Dinner at one of the hotels was next in order; after that a delightful sail on the harbor, then around Brant Point and over the bar out into the sea.
Here the boat new before the wind, dancing and rocking on the waves to the intense delight of the older children; but Gracie was afraid till her father took her in his arms and held her fast, assuring her they were in no danger.
As she had unbounded confidence in “papa’s” word, and believed he knew all about the sea, this quieted her fears and made the rest of the sail as thoroughly enjoyable to her as it was to the others.
The drive back to ’Sconset, with the full moon shining on moor and sea, was scarcely less delightful. They reached their cottage home full of enthusiasm over the day’s experiences, ready to do ample justice to a substantial supper, and then for a long delicious night’s sleep.
“And I have loved thee, Ocean!”
Captain Raymond, always an early riser, was out on the bluffs before the sun rose, and in five minutes Max was by his side.
“Ah, my boy, I though you were sound asleep, and would be for an hour yet,” the captain remarked when they had exchanged an affectionate good-morning.
“No, sir, I made up my mind last night that I’d be out in time to see the sun rise right out of the sea,” Max said; “and there he is, just peeping above the waves.

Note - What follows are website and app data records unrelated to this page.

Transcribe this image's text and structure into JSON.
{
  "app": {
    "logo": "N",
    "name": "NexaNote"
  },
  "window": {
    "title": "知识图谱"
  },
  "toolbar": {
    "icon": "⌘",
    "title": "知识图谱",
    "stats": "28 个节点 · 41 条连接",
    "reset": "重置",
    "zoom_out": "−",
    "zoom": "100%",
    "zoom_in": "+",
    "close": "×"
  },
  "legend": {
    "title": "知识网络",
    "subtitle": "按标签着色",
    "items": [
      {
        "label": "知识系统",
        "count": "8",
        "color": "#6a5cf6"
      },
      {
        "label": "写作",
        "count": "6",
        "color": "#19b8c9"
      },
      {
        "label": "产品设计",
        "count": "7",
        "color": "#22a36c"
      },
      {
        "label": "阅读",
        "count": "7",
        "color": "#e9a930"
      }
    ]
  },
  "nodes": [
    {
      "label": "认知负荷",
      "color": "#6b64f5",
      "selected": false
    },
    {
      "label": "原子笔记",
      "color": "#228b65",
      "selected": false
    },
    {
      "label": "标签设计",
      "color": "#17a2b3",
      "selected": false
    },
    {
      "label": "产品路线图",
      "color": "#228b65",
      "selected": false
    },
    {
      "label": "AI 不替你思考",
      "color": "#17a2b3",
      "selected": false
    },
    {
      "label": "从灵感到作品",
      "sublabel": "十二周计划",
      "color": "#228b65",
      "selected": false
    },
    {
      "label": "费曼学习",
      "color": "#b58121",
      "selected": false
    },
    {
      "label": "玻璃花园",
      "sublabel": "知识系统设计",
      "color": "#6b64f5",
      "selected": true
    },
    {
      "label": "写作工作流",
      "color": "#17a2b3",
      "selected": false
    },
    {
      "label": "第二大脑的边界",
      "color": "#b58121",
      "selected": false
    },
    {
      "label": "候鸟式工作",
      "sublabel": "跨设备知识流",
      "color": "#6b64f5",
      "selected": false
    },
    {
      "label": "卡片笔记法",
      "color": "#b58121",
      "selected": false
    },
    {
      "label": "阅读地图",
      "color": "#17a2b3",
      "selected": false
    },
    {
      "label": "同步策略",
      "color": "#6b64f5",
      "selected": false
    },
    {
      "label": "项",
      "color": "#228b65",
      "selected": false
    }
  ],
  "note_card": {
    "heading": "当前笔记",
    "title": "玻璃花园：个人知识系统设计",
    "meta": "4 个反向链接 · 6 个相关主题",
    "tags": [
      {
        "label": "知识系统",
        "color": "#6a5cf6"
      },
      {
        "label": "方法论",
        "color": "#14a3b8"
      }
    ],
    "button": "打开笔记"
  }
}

There, now he’s fairly up I and see, papa, what a golden glory he sheds upon the waters; they are almost too bright to look at. Isn’t it a fine sight?”
“Yes, well worth the sacrifice of an extra morning nap—at least once in a while.”

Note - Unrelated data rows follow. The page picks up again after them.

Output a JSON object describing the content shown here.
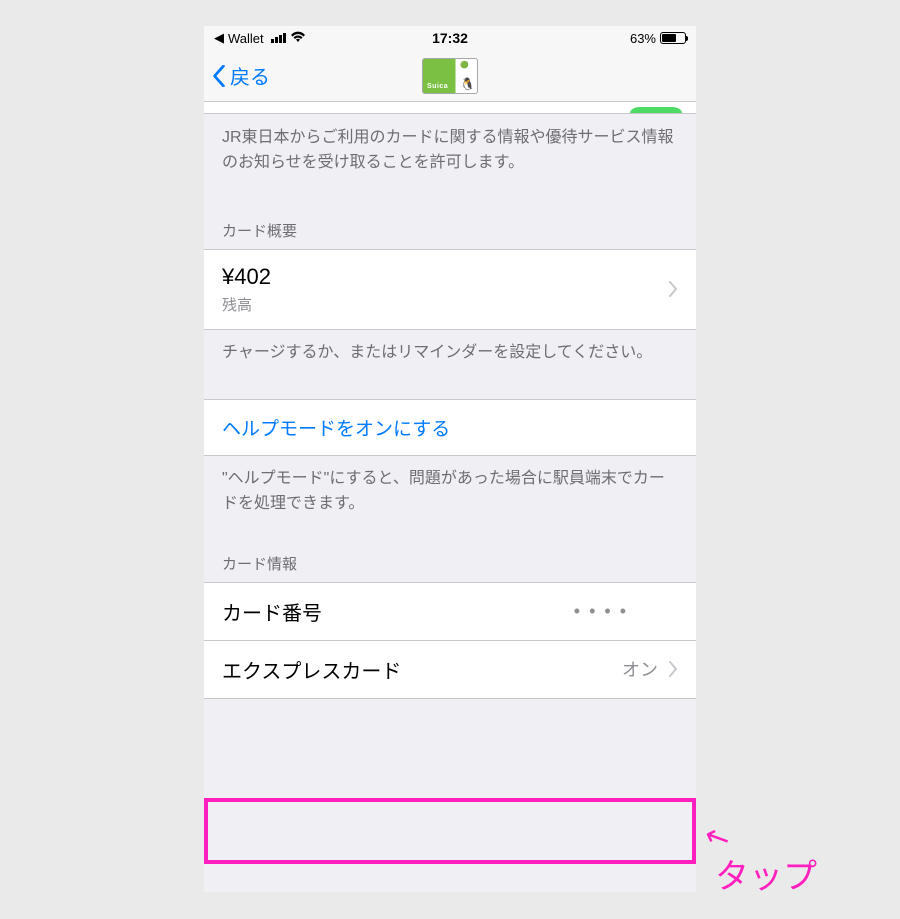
{
  "status": {
    "back_app": "Wallet",
    "time": "17:32",
    "battery_pct": "63%"
  },
  "nav": {
    "back_label": "戻る",
    "card_brand": "Suica"
  },
  "sections": {
    "notice_footer": "JR東日本からご利用のカードに関する情報や優待サービス情報のお知らせを受け取ることを許可します。",
    "overview_header": "カード概要",
    "balance_amount": "¥402",
    "balance_label": "残高",
    "overview_footer": "チャージするか、またはリマインダーを設定してください。",
    "help_mode_label": "ヘルプモードをオンにする",
    "help_mode_footer": "\"ヘルプモード\"にすると、問題があった場合に駅員端末でカードを処理できます。",
    "card_info_header": "カード情報",
    "card_number_label": "カード番号",
    "card_number_value": "• • • •",
    "express_card_label": "エクスプレスカード",
    "express_card_value": "オン"
  },
  "annotation": {
    "tap_label": "タップ"
  }
}
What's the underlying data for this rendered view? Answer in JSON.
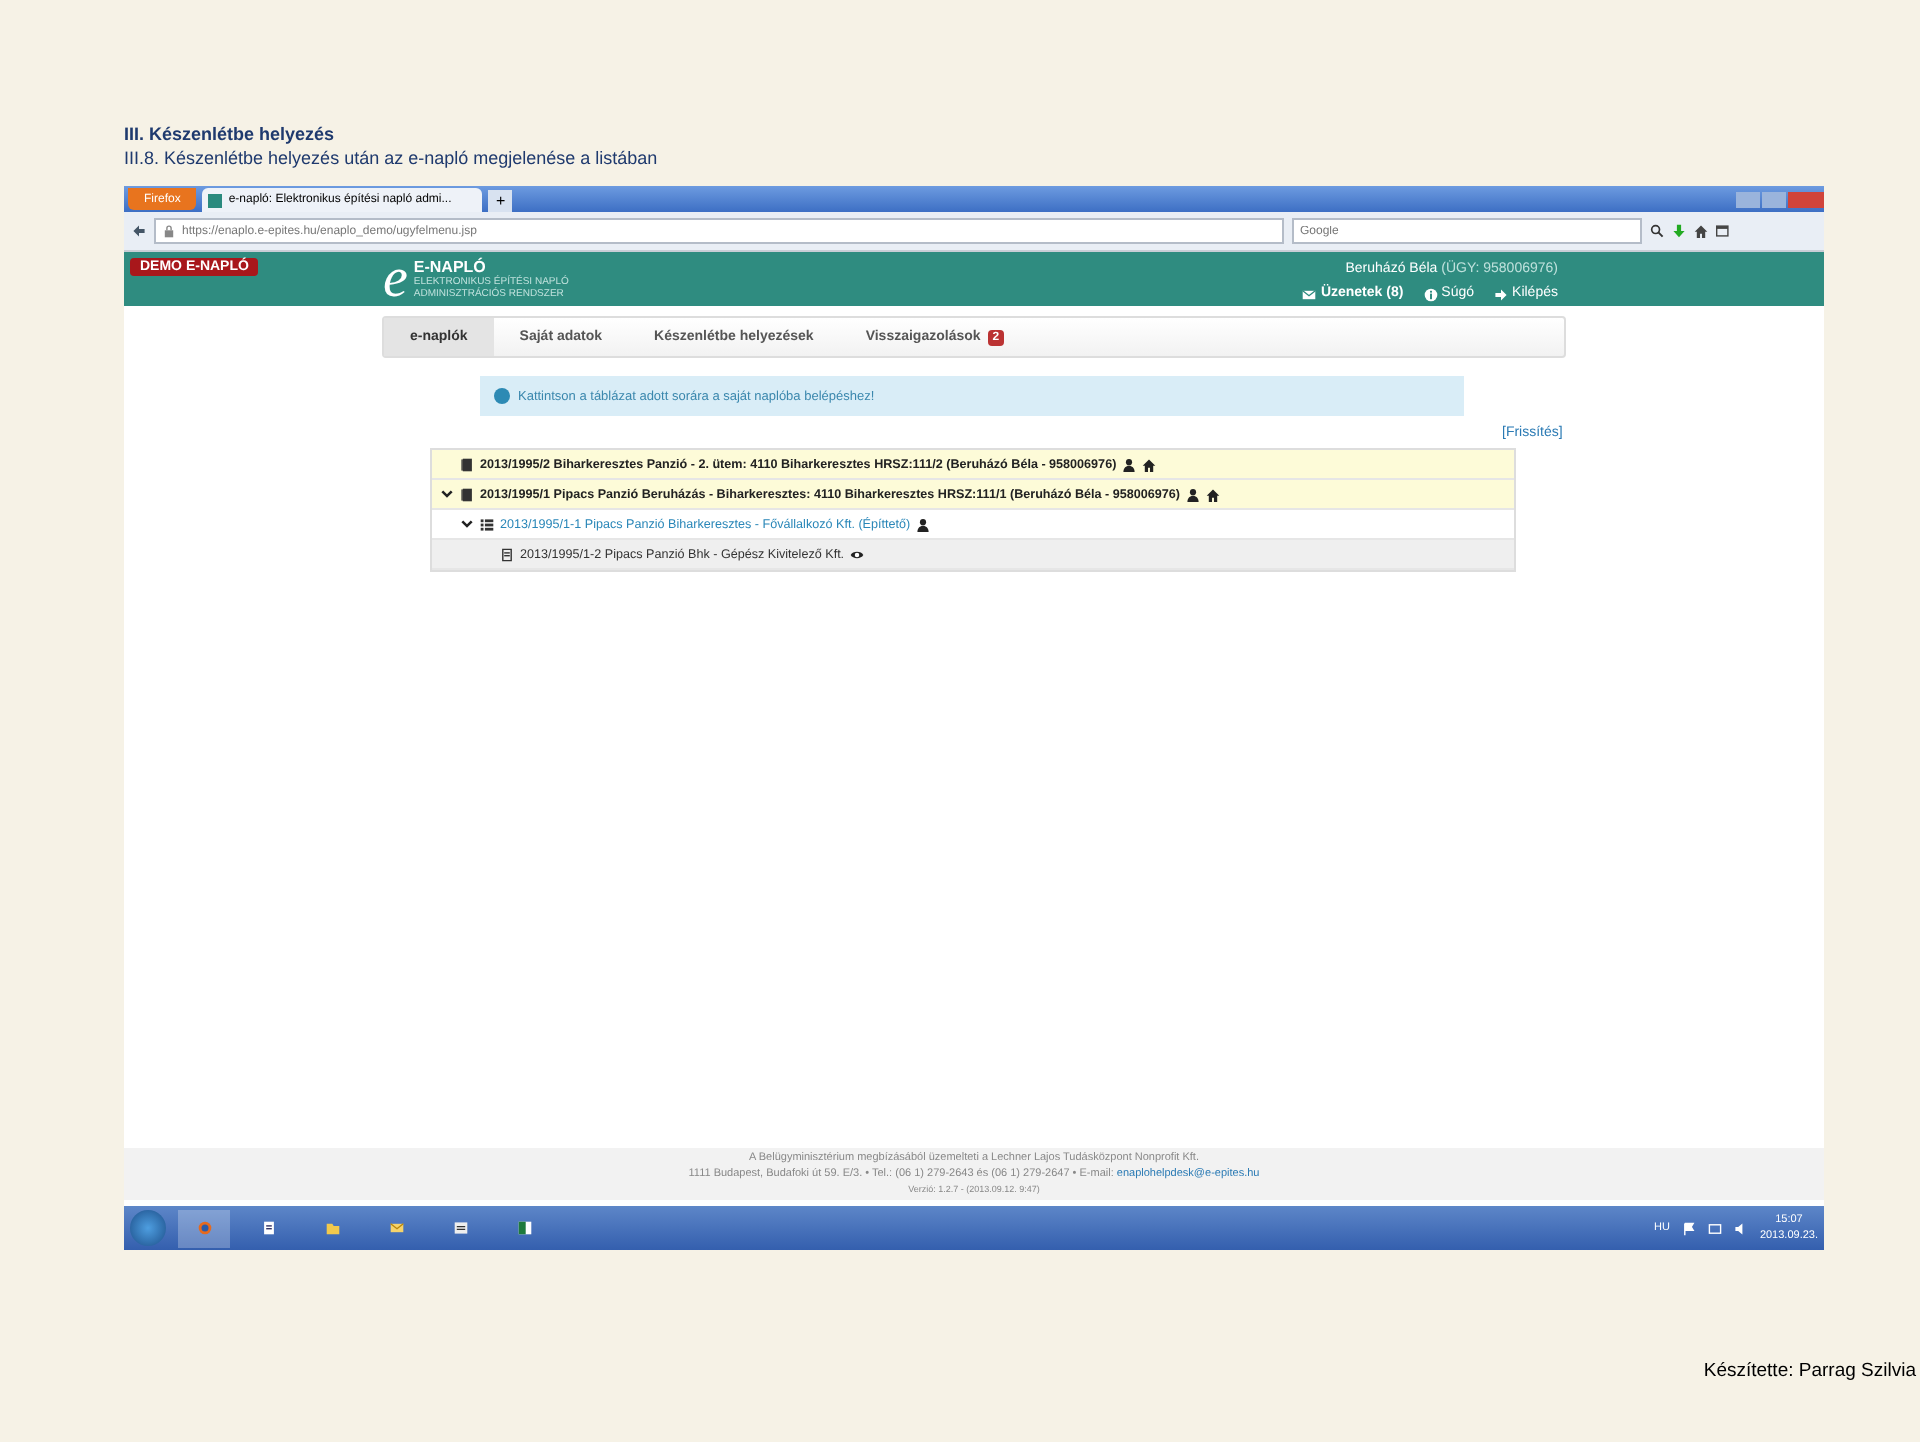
{
  "document": {
    "heading": "III. Készenlétbe helyezés",
    "subheading": "III.8. Készenlétbe helyezés után az e-napló megjelenése a listában",
    "author": "Készítette: Parrag Szilvia"
  },
  "browser": {
    "menu_button": "Firefox",
    "tab_title": "e-napló: Elektronikus építési napló admi...",
    "new_tab": "+",
    "url": "https://enaplo.e-epites.hu/enaplo_demo/ugyfelmenu.jsp",
    "search_placeholder": "Google"
  },
  "app_header": {
    "demo_badge": "DEMO E-NAPLÓ",
    "logo_letter": "e",
    "logo_title": "E-NAPLÓ",
    "logo_subtitle_1": "ELEKTRONIKUS ÉPÍTÉSI NAPLÓ",
    "logo_subtitle_2": "ADMINISZTRÁCIÓS RENDSZER",
    "user": "Beruházó Béla",
    "user_id": "(ÜGY: 958006976)",
    "links": [
      {
        "kind": "messages",
        "label": "Üzenetek (8)"
      },
      {
        "kind": "help",
        "label": "Súgó"
      },
      {
        "kind": "logout",
        "label": "Kilépés"
      }
    ]
  },
  "tabs": [
    {
      "label": "e-naplók",
      "selected": true
    },
    {
      "label": "Saját adatok",
      "selected": false
    },
    {
      "label": "Készenlétbe helyezések",
      "selected": false
    },
    {
      "label": "Visszaigazolások",
      "selected": false,
      "badge": "2"
    }
  ],
  "info": "Kattintson a táblázat adott sorára a saját naplóba belépéshez!",
  "refresh": "[Frissítés]",
  "tree": [
    {
      "kind": "project",
      "text": "2013/1995/2 Biharkeresztes Panzió - 2. ütem: 4110 Biharkeresztes HRSZ:111/2 (Beruházó Béla - 958006976)"
    },
    {
      "kind": "project",
      "text": "2013/1995/1 Pipacs Panzió Beruházás - Biharkeresztes: 4110 Biharkeresztes HRSZ:111/1 (Beruházó Béla - 958006976)",
      "expanded": true,
      "children": [
        {
          "kind": "contract",
          "text": "2013/1995/1-1 Pipacs Panzió Biharkeresztes - Fővállalkozó Kft. (Építtető)",
          "expanded": true,
          "children": [
            {
              "kind": "subcontract",
              "text": "2013/1995/1-2 Pipacs Panzió Bhk - Gépész Kivitelező Kft."
            }
          ]
        }
      ]
    }
  ],
  "footer": {
    "line_1": "A Belügyminisztérium megbízásából üzemelteti a Lechner Lajos Tudásközpont Nonprofit Kft.",
    "line_2": "1111 Budapest, Budafoki út 59. E/3. • Tel.: (06 1) 279-2643 és (06 1) 279-2647 • E-mail:",
    "email": "enaplohelpdesk@e-epites.hu",
    "version": "Verzió: 1.2.7 - (2013.09.12. 9:47)"
  },
  "taskbar": {
    "language": "HU",
    "time": "15:07",
    "date": "2013.09.23."
  }
}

“You must have seen it a great many times, papa.”
“Yes, a great many; but it never loses its attraction for me.”
“Oh, look, look, papa!” cried Max; “there’s a fisherman going out; he has his dory down on the beach, and is just watching for the right wave to launch it. I never can see the difference in the waves—why one is better than half a dozen others that he lets pass. Can you, sir?”
“No,” acknowledged the captain; “but let us watch now and try to make out his secret.”

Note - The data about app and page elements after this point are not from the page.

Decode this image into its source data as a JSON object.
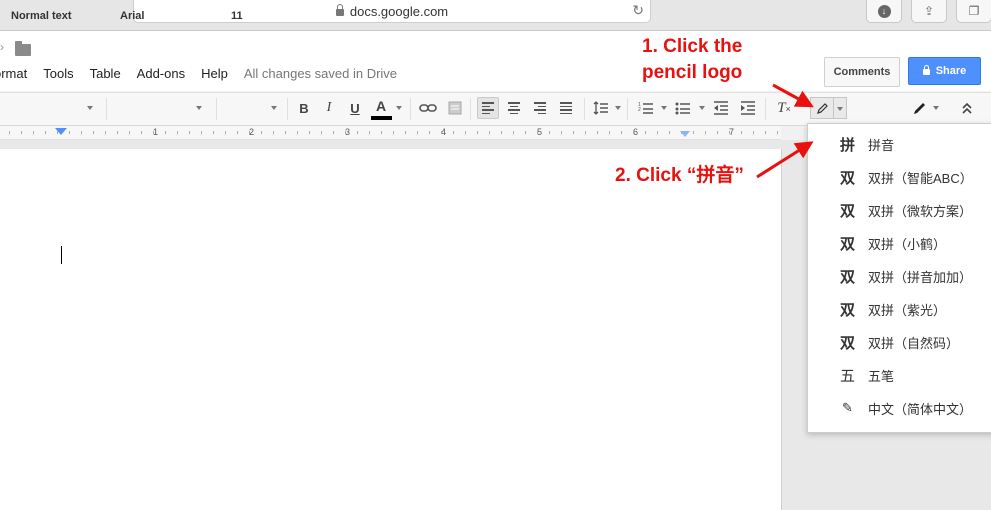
{
  "browser": {
    "url": "docs.google.com"
  },
  "menu": {
    "items": [
      "ormat",
      "Tools",
      "Table",
      "Add-ons",
      "Help"
    ],
    "save_status": "All changes saved in Drive"
  },
  "header": {
    "comments_label": "Comments",
    "share_label": "Share"
  },
  "toolbar": {
    "style": "Normal text",
    "font": "Arial",
    "size": "11",
    "bold": "B",
    "italic": "I",
    "underline": "U",
    "text_color": "A"
  },
  "ruler": {
    "numbers": [
      "1",
      "2",
      "3",
      "4",
      "5",
      "6",
      "7"
    ]
  },
  "input_tools_menu": {
    "items": [
      {
        "glyph": "拼",
        "label": "拼音",
        "icon": "pinyin-icon"
      },
      {
        "glyph": "双",
        "label": "双拼（智能ABC）",
        "icon": "shuangpin-icon"
      },
      {
        "glyph": "双",
        "label": "双拼（微软方案）",
        "icon": "shuangpin-icon"
      },
      {
        "glyph": "双",
        "label": "双拼（小鹤）",
        "icon": "shuangpin-icon"
      },
      {
        "glyph": "双",
        "label": "双拼（拼音加加）",
        "icon": "shuangpin-icon"
      },
      {
        "glyph": "双",
        "label": "双拼（紫光）",
        "icon": "shuangpin-icon"
      },
      {
        "glyph": "双",
        "label": "双拼（自然码）",
        "icon": "shuangpin-icon"
      },
      {
        "glyph": "五",
        "label": "五笔",
        "icon": "wubi-icon"
      },
      {
        "glyph": "✎",
        "label": "中文（简体中文）",
        "icon": "handwriting-pencil-icon"
      }
    ]
  },
  "annotations": {
    "step1_line1": "1. Click the",
    "step1_line2": "pencil logo",
    "step2": "2. Click “拼音”"
  },
  "colors": {
    "annotation_red": "#e8110f",
    "share_blue": "#4d90fe"
  }
}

They did watch closely for ten minutes or more, while wave after wave came rushing in and broke along the beach, the fisherman’s eyes all the while intent upon them as he stood motionless beside his boat; then suddenly seeming to see the right one—though to the captain and Max it did not look different from many of its neglected predecessors—he gave his dory a vigorous push that sent it out upon the top of that very wave, leaped into the stern, seized his oars, and with a powerful stroke sent the boat out beyond the breakers.
“Bravo!” cried Max, clapping his hands and laughing with delight; “see, papa, how nicely he rides now on the long swells! How I should like to be able to manage a boat like that. May I learn if I have the chance?”